Indexed on: 28 Jun '11Published on: 28 Jun '11Published in: The American Journal of Pathology

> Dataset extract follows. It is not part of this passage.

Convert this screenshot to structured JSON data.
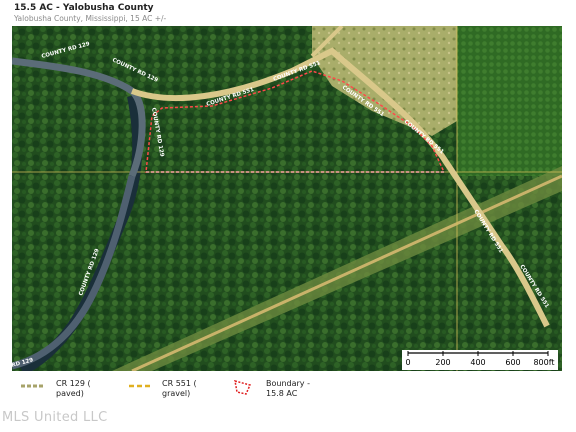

Expression of E-cadherin is used to monitor the epithelial phenotype, and its loss is suggestive of epithelial-mesenchymal transition (EMT). EMT triggers tumor metastasis. Exit from EMT is marked by increased E-cadherin expression and is considered necessary for tumor growth at sites of metastasis; however, the mechanisms associated with exit from EMT are poorly understood. Herein are analyzed 185 prostate cancer metastases, with significantly higher E-cadherin expression in bone than in lymph node and soft tissue metastases. To determine the molecular mechanisms of regulation of E-cadherin expression, three stable isogenic cell lines from DU145 were derived that differ in structure, migration, and colony formation on soft agar and Matrigel. When injected into mouse tibia, the epithelial subline grows most aggressively, whereas the mesenchymal subline does not grow. In cultured cells, ZEB1 and Src family kinases decrease E-cadherin expression. In contrast, in tibial xenografts, E-cadherin RNA levels increase eight- to 10-fold despite persistent ZEB1 expression, and in all ZEB1-positive metastases (10 of 120), ZEB1 and E-cadherin proteins were co-expressed. These data suggest that transcriptional regulation of E-cadherin differs in cultured cells versus xenografts, which more faithfully reflect E-cadherin regulation in cancers in human beings. Furthermore, the aggressive nature of xenografts positive for E-cadherin and the frequency of metastases positive for E-cadherin suggest that high E-cadherin expression in metastatic prostate cancer is associated with aggressive tumor growth.